Data entries:
------------------------------------------------------------------------
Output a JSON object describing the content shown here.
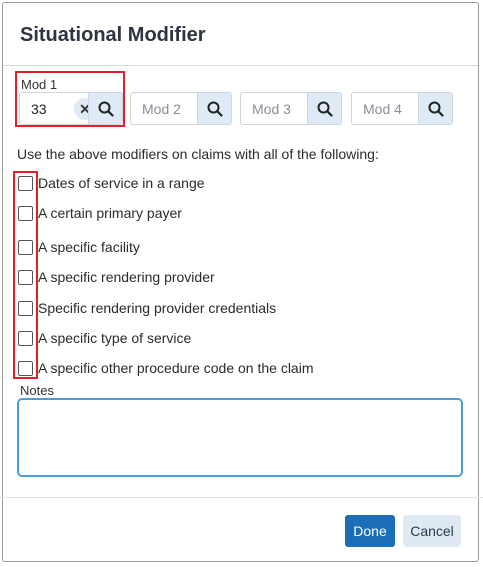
{
  "dialog": {
    "title": "Situational Modifier"
  },
  "modifiers": {
    "label": "Mod 1",
    "fields": [
      {
        "value": "33",
        "placeholder": ""
      },
      {
        "value": "",
        "placeholder": "Mod 2"
      },
      {
        "value": "",
        "placeholder": "Mod 3"
      },
      {
        "value": "",
        "placeholder": "Mod 4"
      }
    ],
    "clear_glyph": "✕"
  },
  "instruction": "Use the above modifiers on claims with all of the following:",
  "conditions": [
    {
      "label": "Dates of service in a range",
      "checked": false
    },
    {
      "label": "A certain primary payer",
      "checked": false
    },
    {
      "label": "A specific facility",
      "checked": false
    },
    {
      "label": "A specific rendering provider",
      "checked": false
    },
    {
      "label": "Specific rendering provider credentials",
      "checked": false
    },
    {
      "label": "A specific type of service",
      "checked": false
    },
    {
      "label": "A specific other procedure code on the claim",
      "checked": false
    }
  ],
  "notes": {
    "label": "Notes",
    "value": ""
  },
  "actions": {
    "done_label": "Done",
    "cancel_label": "Cancel"
  },
  "colors": {
    "primary": "#1b6fb6",
    "secondary": "#dfe9f3",
    "highlight": "#e0202a",
    "focus_border": "#4a9fd6"
  },
  "icons": {
    "search": "search-icon",
    "clear": "close-icon"
  }
}
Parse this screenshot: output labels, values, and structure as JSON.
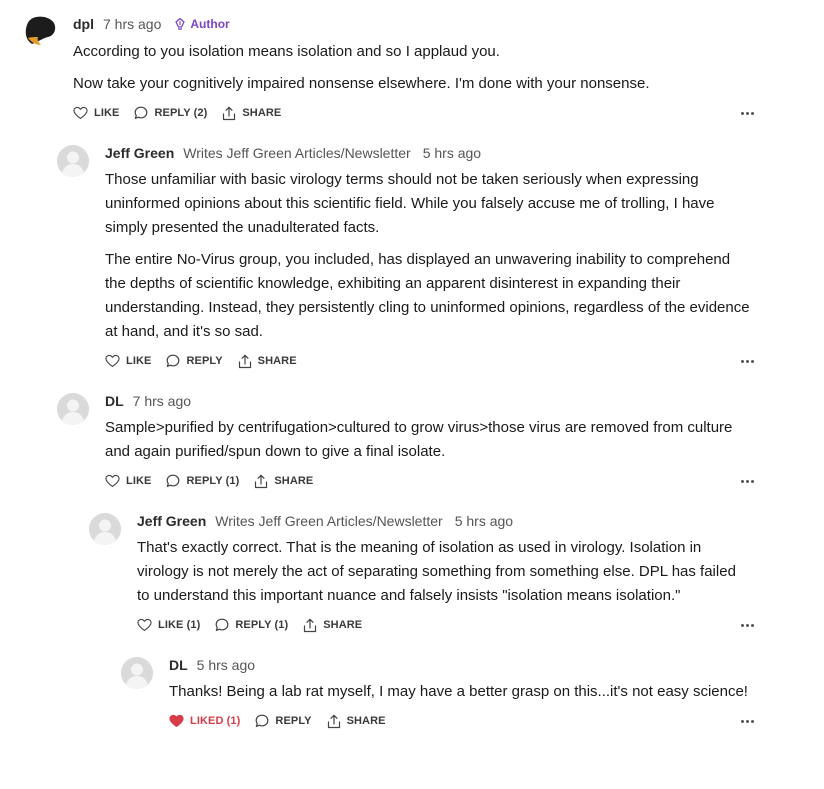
{
  "badge_label": "Author",
  "actions": {
    "like": "LIKE",
    "share": "SHARE"
  },
  "comments": [
    {
      "author": "dpl",
      "time": "7 hrs ago",
      "paragraphs": [
        "According to you isolation means isolation and so I applaud you.",
        "Now take your cognitively impaired nonsense elsewhere. I'm done with your nonsense."
      ],
      "like_label": "LIKE",
      "reply_label": "REPLY (2)"
    },
    {
      "author": "Jeff Green",
      "description": "Writes Jeff Green Articles/Newsletter",
      "time": "5 hrs ago",
      "paragraphs": [
        "Those unfamiliar with basic virology terms should not be taken seriously when expressing uninformed opinions about this scientific field. While you falsely accuse me of trolling, I have simply presented the unadulterated facts.",
        "The entire No-Virus group, you included, has displayed an unwavering inability to comprehend the depths of scientific knowledge, exhibiting an apparent disinterest in expanding their understanding. Instead, they persistently cling to uninformed opinions, regardless of the evidence at hand, and it's so sad."
      ],
      "like_label": "LIKE",
      "reply_label": "REPLY"
    },
    {
      "author": "DL",
      "time": "7 hrs ago",
      "paragraphs": [
        "Sample>purified by centrifugation>cultured to grow virus>those virus are removed from culture and again purified/spun down to give a final isolate."
      ],
      "like_label": "LIKE",
      "reply_label": "REPLY (1)"
    },
    {
      "author": "Jeff Green",
      "description": "Writes Jeff Green Articles/Newsletter",
      "time": "5 hrs ago",
      "paragraphs": [
        "That's exactly correct. That is the meaning of isolation as used in virology. Isolation in virology is not merely the act of separating something from something else. DPL has failed to understand this important nuance and falsely insists \"isolation means isolation.\""
      ],
      "like_label": "LIKE (1)",
      "reply_label": "REPLY (1)"
    },
    {
      "author": "DL",
      "time": "5 hrs ago",
      "paragraphs": [
        "Thanks! Being a lab rat myself, I may have a better grasp on this...it's not easy science!"
      ],
      "like_label": "LIKED (1)",
      "reply_label": "REPLY"
    }
  ],
  "colors": {
    "author_badge": "#7a44c6",
    "liked": "#d83b49"
  }
}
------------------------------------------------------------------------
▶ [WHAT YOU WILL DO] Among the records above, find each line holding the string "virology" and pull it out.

▶ [EXPECTED OUTPUT]
        "Those unfamiliar with basic virology terms should not be taken seriously when expressing uninformed opinions about this scientific field. While you falsely accuse me of trolling, I have simply presented the unadulterated facts.",
        "That's exactly correct. That is the meaning of isolation as used in virology. Isolation in virology is not merely the act of separating something from something else. DPL has failed to understand this important nuance and falsely insists \"isolation means isolation.\""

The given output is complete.